Pushing the boundaries of the webbernets.

Don’t Be a Ruby Robot

So recently I encountered a complaint about the students coming out of the the developer bootcamps. I guess this is true of any student in any number of fields; however, somewhere along the way they choose not to think objectively and just regurgitate what they are taught. Perhaps it is in human nature to become too attached to a particular idea or set of skills. The unfortunate results of becoming too attached to a particular set of skills is you are not adaptable. This can and will be your downfall as a Software Engineer.

I’m going to come out and say it. Ruby is not the only answer. Node isn’t either. Nor is Python. They all excel in their own ways. They have their own pitfalls and short comings. Ruby is my favorite language, and given the choice I will build something in Ruby on Rails over another framework. This by no means, means I will not work in another framework, or at any point am afraid to tackle a new framework/language. In fact I welcome it, because leaning a new language or a new framework expands my mind and brings new ideas to my old ways of working. It also pushes me to find new solutions to old problems and invariably improves my code in a framework I know inside and out.

The world is rarely ever black and white, so why should it be that there is a black and white when choosing a language? Simple, it’s human nature to want to feel you have made the best choice and are using the “best” language. This is your mind tricking you. There is no “best language”, just trade offs.

Being narrow minded has been the down fall of far too many individuals in the past, and in more arenas than Software Development. Don’t let it be your down fall too. If I had let my first language be the only language I ever used or mastered, I would not be where I am today.

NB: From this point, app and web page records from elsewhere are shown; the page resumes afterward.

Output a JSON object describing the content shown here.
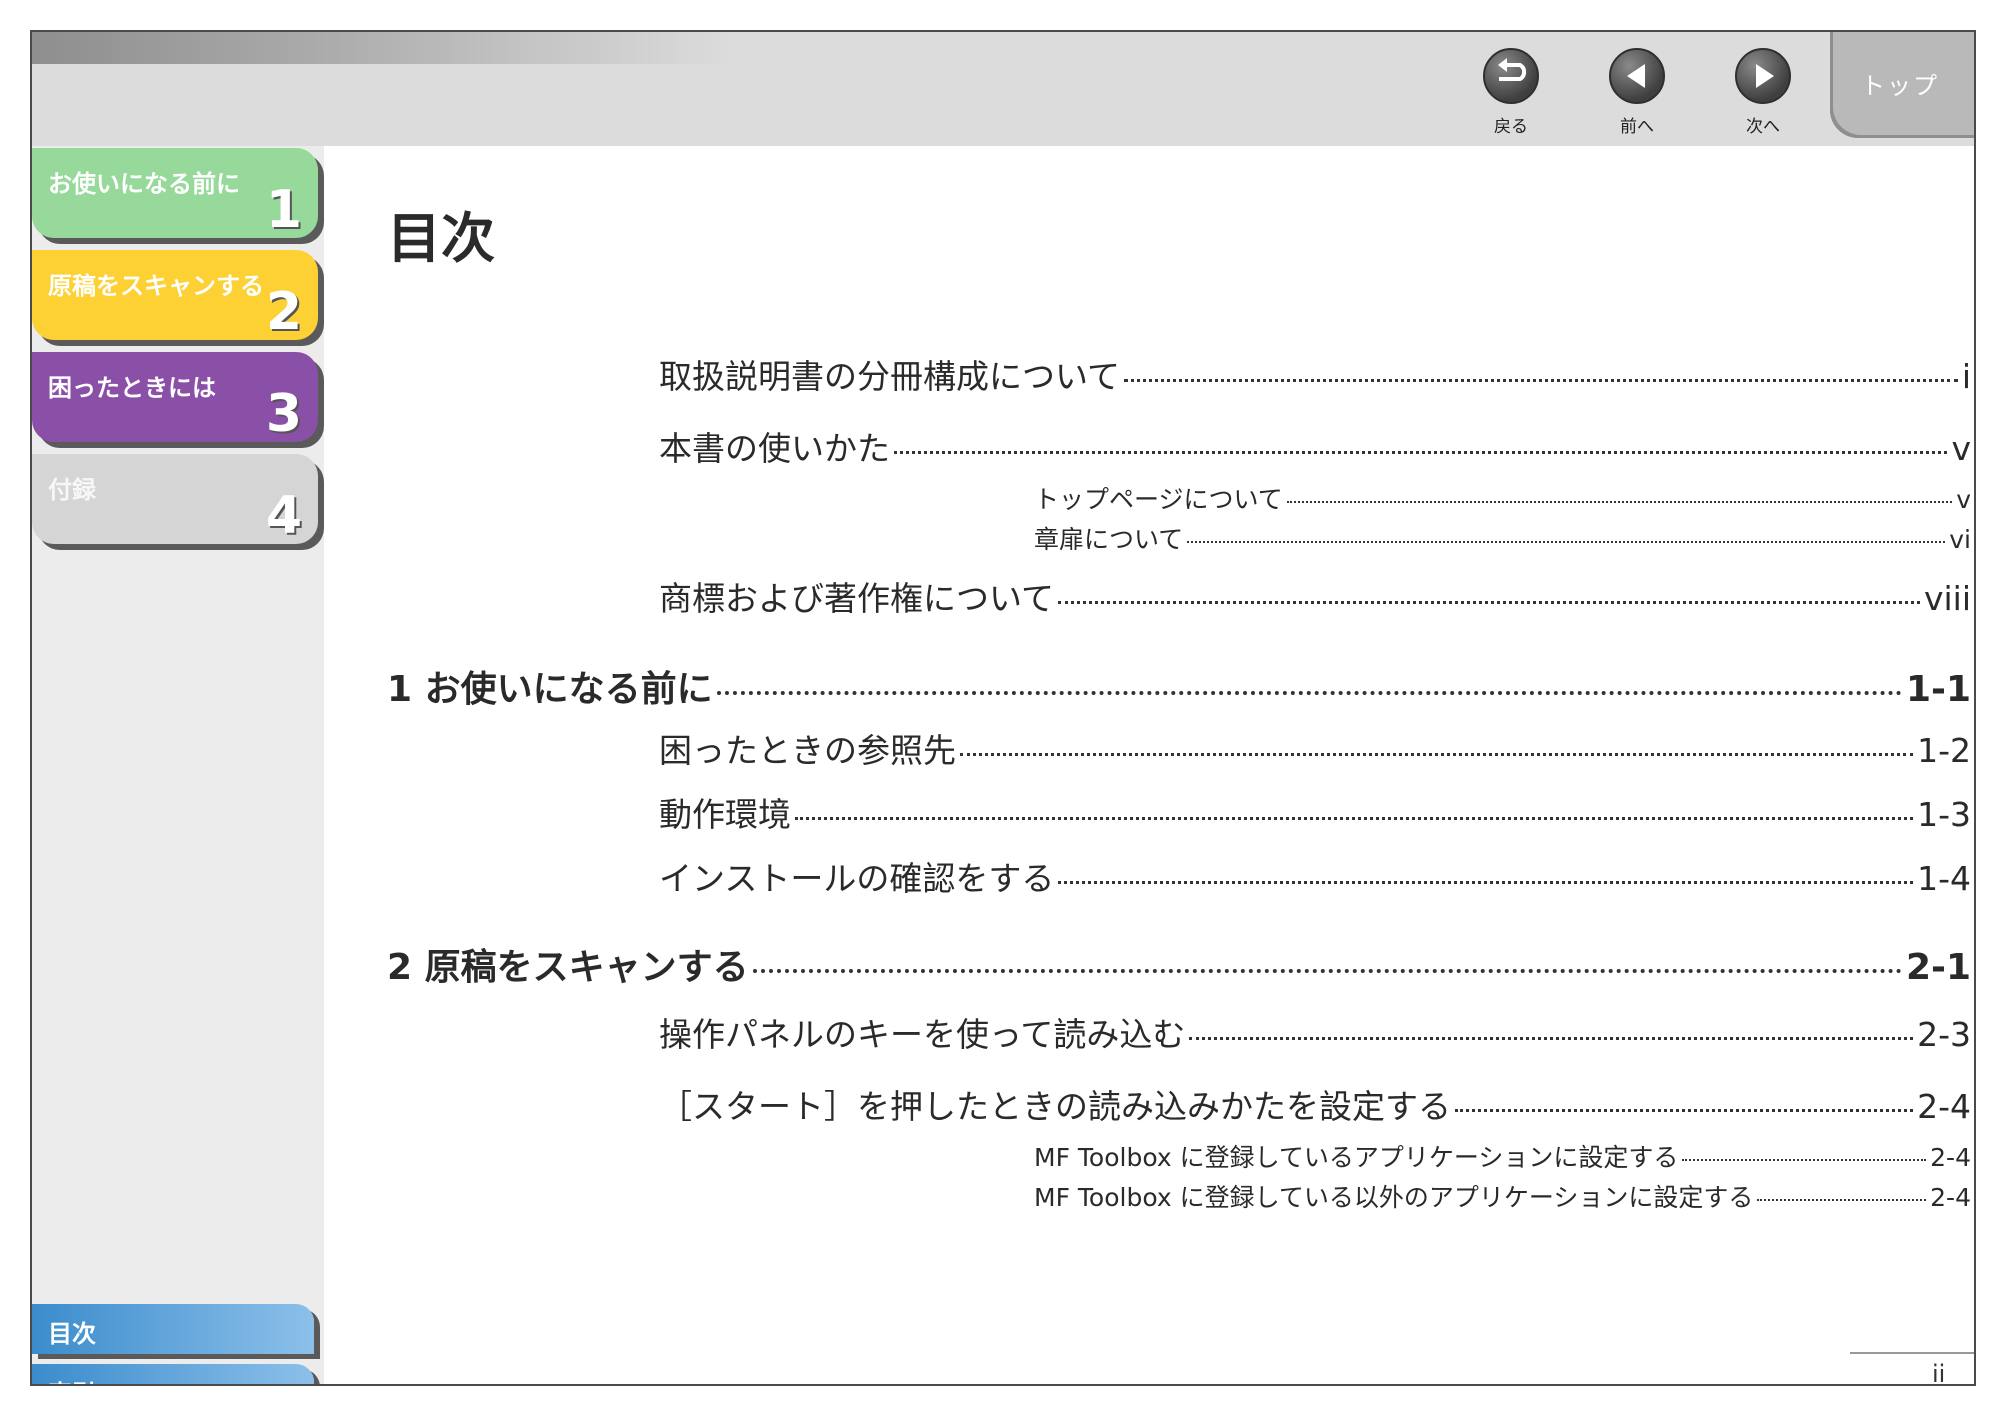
{
  "header": {
    "nav": {
      "back_label": "戻る",
      "prev_label": "前へ",
      "next_label": "次へ"
    },
    "top_tab_label": "トップ"
  },
  "sidebar": {
    "chapters": [
      {
        "label": "お使いになる前に",
        "number": "1",
        "color": "#96d99a"
      },
      {
        "label": "原稿をスキャンする",
        "number": "2",
        "color": "#fdd034"
      },
      {
        "label": "困ったときには",
        "number": "3",
        "color": "#8a4fa6"
      },
      {
        "label": "付録",
        "number": "4",
        "color": "#d5d5d5"
      }
    ],
    "links": [
      {
        "label": "目次"
      },
      {
        "label": "索引"
      }
    ]
  },
  "main": {
    "title": "目次",
    "toc": [
      {
        "label": "取扱説明書の分冊構成について",
        "page": "i"
      },
      {
        "label": "本書の使いかた",
        "page": "v"
      },
      {
        "label": "トップページについて",
        "page": "v"
      },
      {
        "label": "章扉について",
        "page": "vi"
      },
      {
        "label": "商標および著作権について",
        "page": "viii"
      },
      {
        "label": "1 お使いになる前に",
        "page": "1-1"
      },
      {
        "label": "困ったときの参照先",
        "page": "1-2"
      },
      {
        "label": "動作環境",
        "page": "1-3"
      },
      {
        "label": "インストールの確認をする",
        "page": "1-4"
      },
      {
        "label": "2 原稿をスキャンする",
        "page": "2-1"
      },
      {
        "label": "操作パネルのキーを使って読み込む",
        "page": "2-3"
      },
      {
        "label": "［スタート］を押したときの読み込みかたを設定する",
        "page": "2-4"
      },
      {
        "label": "MF Toolbox に登録しているアプリケーションに設定する",
        "page": "2-4"
      },
      {
        "label": "MF Toolbox に登録している以外のアプリケーションに設定する",
        "page": "2-4"
      }
    ]
  },
  "footer": {
    "page_number": "ii"
  }
}
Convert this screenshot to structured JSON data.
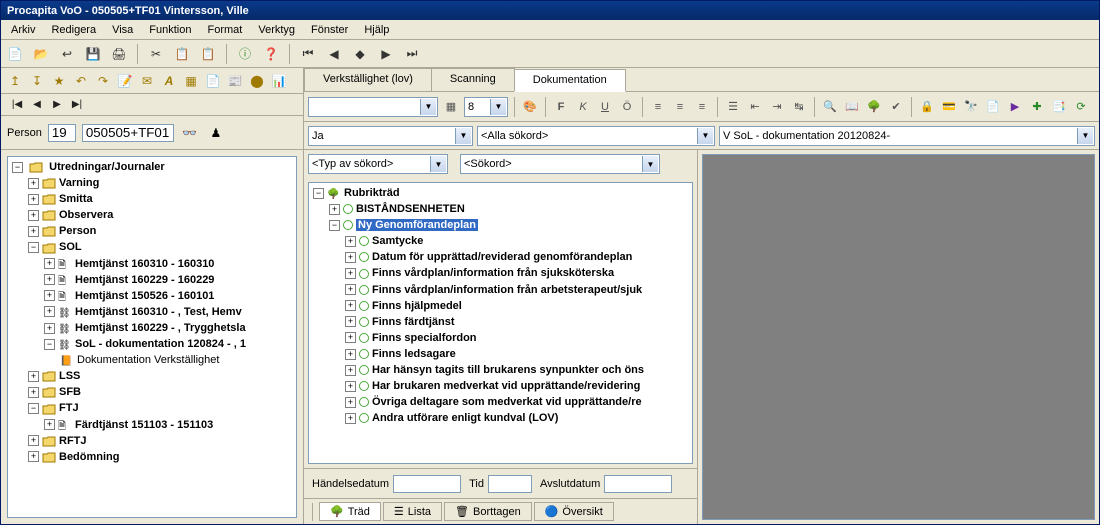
{
  "title": "Procapita VoO - 050505+TF01 Vintersson, Ville",
  "menu": [
    "Arkiv",
    "Redigera",
    "Visa",
    "Funktion",
    "Format",
    "Verktyg",
    "Fönster",
    "Hjälp"
  ],
  "person": {
    "label": "Person",
    "num": "19",
    "id": "050505+TF01"
  },
  "left_tree": {
    "root": "Utredningar/Journaler",
    "nodes": [
      {
        "label": "Varning",
        "icon": "folder"
      },
      {
        "label": "Smitta",
        "icon": "folder"
      },
      {
        "label": "Observera",
        "icon": "folder"
      },
      {
        "label": "Person",
        "icon": "folder"
      },
      {
        "label": "SOL",
        "icon": "folder-open",
        "children": [
          {
            "label": "Hemtjänst 160310 - 160310",
            "icon": "doc"
          },
          {
            "label": "Hemtjänst 160229 - 160229",
            "icon": "doc"
          },
          {
            "label": "Hemtjänst 150526 - 160101",
            "icon": "doc"
          },
          {
            "label": "Hemtjänst 160310 - , Test, Hemv",
            "icon": "link"
          },
          {
            "label": "Hemtjänst 160229 - , Trygghetsla",
            "icon": "link"
          },
          {
            "label": "SoL - dokumentation 120824 - , 1",
            "icon": "link",
            "bold": true,
            "expanded": true,
            "children": [
              {
                "label": "Dokumentation Verkställighet",
                "icon": "book"
              }
            ]
          }
        ]
      },
      {
        "label": "LSS",
        "icon": "folder"
      },
      {
        "label": "SFB",
        "icon": "folder"
      },
      {
        "label": "FTJ",
        "icon": "folder-open",
        "children": [
          {
            "label": "Färdtjänst 151103 - 151103",
            "icon": "doc"
          }
        ]
      },
      {
        "label": "RFTJ",
        "icon": "folder"
      },
      {
        "label": "Bedömning",
        "icon": "folder"
      }
    ]
  },
  "tabs": {
    "items": [
      "Verkställighet (lov)",
      "Scanning",
      "Dokumentation"
    ],
    "active": 2
  },
  "format_bar": {
    "font_size": "8",
    "btns": [
      "F",
      "K",
      "U",
      "Ö"
    ]
  },
  "row2": {
    "field1": "Ja",
    "field2": "<Alla sökord>",
    "field3": "V SoL - dokumentation 20120824-"
  },
  "row3": {
    "type_label": "<Typ av sökord>",
    "sokord": "<Sökord>"
  },
  "rubriktrad": {
    "root": "Rubrikträd",
    "section": "BISTÅNDSENHETEN",
    "selected": "Ny Genomförandeplan",
    "items": [
      "Samtycke",
      "Datum för upprättad/reviderad genomförandeplan",
      "Finns vårdplan/information från sjuksköterska",
      "Finns vårdplan/information från arbetsterapeut/sjuk",
      "Finns hjälpmedel",
      "Finns färdtjänst",
      "Finns specialfordon",
      "Finns ledsagare",
      "Har hänsyn tagits till brukarens synpunkter och öns",
      "Har brukaren medverkat vid upprättande/revidering",
      "Övriga deltagare som medverkat vid upprättande/re",
      "Andra utförare enligt kundval (LOV)"
    ]
  },
  "bottom_fields": {
    "f1": "Händelsedatum",
    "f2": "Tid",
    "f3": "Avslutdatum"
  },
  "bottom_tabs": [
    "Träd",
    "Lista",
    "Borttagen",
    "Översikt"
  ]
}
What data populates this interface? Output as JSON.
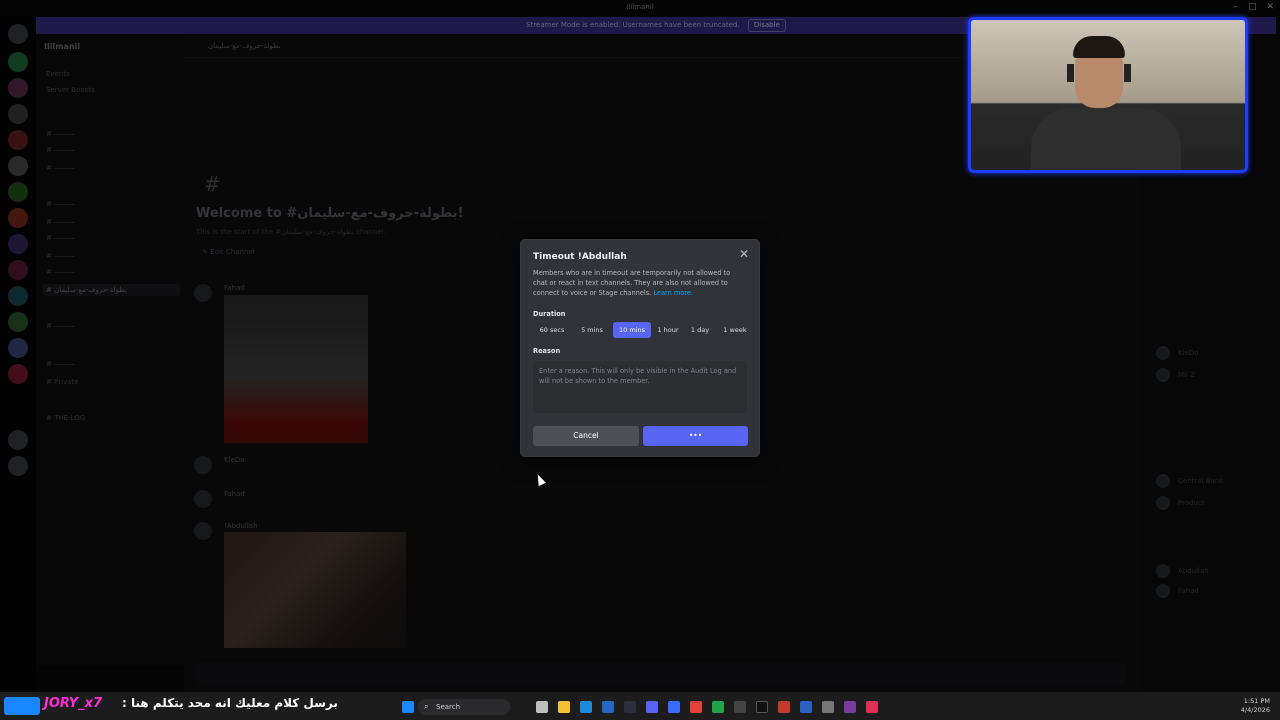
{
  "window": {
    "title": "Ililmanil"
  },
  "banner": {
    "text": "Streamer Mode is enabled. Usernames have been truncated.",
    "disable_label": "Disable"
  },
  "sidebar": {
    "guild_name": "Ililmanil",
    "items": [
      "Events",
      "Server Boosts"
    ],
    "active_channel": "بطولة-حروف-مع-سليمان",
    "private": "Private",
    "log": "THE-LOG"
  },
  "main": {
    "header_channel": "بطولة-حروف-مع-سليمان",
    "welcome_title": "Welcome to #بطولة-حروف-مع-سليمان!",
    "welcome_sub": "This is the start of the #بطولة-حروف-مع-سليمان channel.",
    "edit_channel": "Edit Channel",
    "messages": [
      {
        "author": "Fahad",
        "text": ""
      },
      {
        "author": "KleDo",
        "text": ""
      },
      {
        "author": "Fahad",
        "text": ""
      },
      {
        "author": "!Abdullah",
        "text": ""
      }
    ]
  },
  "members": {
    "names": [
      "Abdullah",
      "Fahad",
      "KleDo",
      "Mil Z",
      "Central Bank",
      "Product"
    ]
  },
  "modal": {
    "title": "Timeout !Abdullah",
    "description": "Members who are in timeout are temporarily not allowed to chat or react in text channels. They are also not allowed to connect to voice or Stage channels.",
    "learn_more": "Learn more.",
    "duration_label": "Duration",
    "durations": [
      "60 secs",
      "5 mins",
      "10 mins",
      "1 hour",
      "1 day",
      "1 week"
    ],
    "selected_duration": "10 mins",
    "reason_label": "Reason",
    "reason_placeholder": "Enter a reason. This will only be visible in the Audit Log and will not be shown to the member.",
    "cancel_label": "Cancel",
    "confirm_label": "•••"
  },
  "stream": {
    "name": "JORY_x7",
    "message": "برسل كلام معليك انه محد يتكلم هنا :"
  },
  "taskbar": {
    "search_label": "Search",
    "time": "1:51 PM",
    "date": "4/4/2026"
  },
  "colors": {
    "accent": "#5865f2",
    "banner": "#3a2f85",
    "webcam_border": "#1e3cff",
    "stream_name": "#ff2bd6"
  }
}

So I am a firm believer in becoming a polyglot. At some point in your career you will need to be a polyglot. Ruby will die at some point in the future, or more likely since no language ever dies, it will fall to a use rate that makes finding jobs in it very rare. Its the natural progression. Try to find a job writing Perl apps these days, or Fortran or COBOL. Those jobs do exist, however, they are very rare but highly paid. Maybe you will be one of the lucky ones who falls in love with Ruby and is able to continue writing Ruby for the next 20-25 years supporting the plethora of legacy apps that will be floating around for years to come. For me that is just too many maybes and too much possibility of my job fading away, and my skills atrophying.

So I will implore you not be a “Ruby Robot” and expand your knowledge to encompass Node, Python, Go, Elixir, Haskel, even PHP, or any other language you may be interested in. Be open to the possibilities of other frameworks/languages being the best fit for the job.